Bosch. I like to watch Bosch on Amazon. There, I said it. It feels a bit like a confession because I"m not a fan of police procedurals. There"ve been a few cop shows over the years that have pulled me in, but usually because they were as much about cultural investigation, as they were about crime. The Wire, of course. And Homicide (Life on the Streets).
But Amazon"s adaptation of Michael Connelly"s best selling cop novels, while deepening the colours of its narrative palate with some consideration of LA"s racial politics, remains at heart a procedural.
Titus Welliver"s Harry Bosch is the sort of detective for whom the word "dogged" seems inadequate.
“Cops, they grind, that"s what they do,” says one villain, a Spec Ops captain gone bad. “It"s kind of admirable in a way.”
“Get off your ass and knock on doors,” says the handwritten note on Harry"s cubicle in the Hollywood Homicide bull pen where he works.

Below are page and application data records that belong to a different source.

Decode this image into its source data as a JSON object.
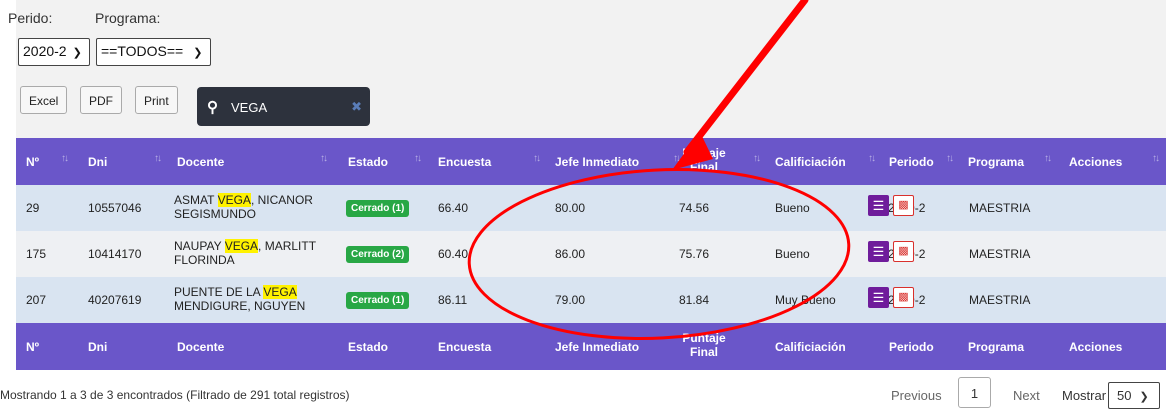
{
  "filters": {
    "periodo_label": "Perido:",
    "programa_label": "Programa:",
    "periodo_value": "2020-2",
    "programa_value": "==TODOS=="
  },
  "export": {
    "excel": "Excel",
    "pdf": "PDF",
    "print": "Print"
  },
  "search": {
    "value": "VEGA"
  },
  "columns": [
    "Nº",
    "Dni",
    "Docente",
    "Estado",
    "Encuesta",
    "Jefe Inmediato",
    "Puntaje Final",
    "Calificiación",
    "Periodo",
    "Programa",
    "Acciones"
  ],
  "column_parts": {
    "puntaje_a": "Puntaje",
    "puntaje_b": "Final"
  },
  "rows": [
    {
      "n": "29",
      "dni": "10557046",
      "doc_pre": "ASMAT ",
      "doc_hl": "VEGA",
      "doc_post": ", NICANOR",
      "doc_line2": "SEGISMUNDO",
      "estado": "Cerrado (1)",
      "encuesta": "66.40",
      "jefe": "80.00",
      "puntaje": "74.56",
      "calificacion": "Bueno",
      "periodo": "2020-2",
      "programa": "MAESTRIA"
    },
    {
      "n": "175",
      "dni": "10414170",
      "doc_pre": "NAUPAY ",
      "doc_hl": "VEGA",
      "doc_post": ", MARLITT",
      "doc_line2": "FLORINDA",
      "estado": "Cerrado (2)",
      "encuesta": "60.40",
      "jefe": "86.00",
      "puntaje": "75.76",
      "calificacion": "Bueno",
      "periodo": "2020-2",
      "programa": "MAESTRIA"
    },
    {
      "n": "207",
      "dni": "40207619",
      "doc_pre": "PUENTE DE LA ",
      "doc_hl": "VEGA",
      "doc_post": "",
      "doc_line2": "MENDIGURE, NGUYEN",
      "estado": "Cerrado (1)",
      "encuesta": "86.11",
      "jefe": "79.00",
      "puntaje": "81.84",
      "calificacion": "Muy Bueno",
      "periodo": "2020-2",
      "programa": "MAESTRIA"
    }
  ],
  "footer": {
    "info": "Mostrando 1 a 3 de 3 encontrados (Filtrado de 291 total registros)",
    "previous": "Previous",
    "page": "1",
    "next": "Next",
    "mostrar": "Mostrar",
    "page_size": "50"
  },
  "colors": {
    "header_bg": "#6a56c9",
    "row_odd": "#d9e4f1",
    "row_even": "#eef0f3",
    "badge": "#28a745",
    "annotation": "#ff0000",
    "highlight": "#fff200"
  },
  "icons": [
    "search-icon",
    "clear-icon",
    "sort-icon",
    "list-icon",
    "pdf-icon",
    "chevron-down-icon"
  ]
}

The bullpen, like a lot of cop shows, is where the detectives let their human sides show. We do visit with them in their private lives, especially Bosch whose wife, a disgraced FBI agent turned professional gambler, turned FBI informant, thickens up some of the earlier season plots as well as powering the emotional engine that drive"s Harry personal choices. But the B-Story cops also get their characters built out in subplots and exchanges that rise well above table stakes for this the golden era of premium TV.
Welliver was a surprise to me as Bosch. I"d always imagined Connelly"s detective would be played by a younger Clint Eastwood, perhaps because his name is Harry (as in Callaghan).
But Welliver really owns this role. His performance is what you come back for week after week, or ep after ep, since the whole season drops at once.
I just finished the fifth season and I"m thinking of going back to S1 while I wait for the next one.
Like a chump.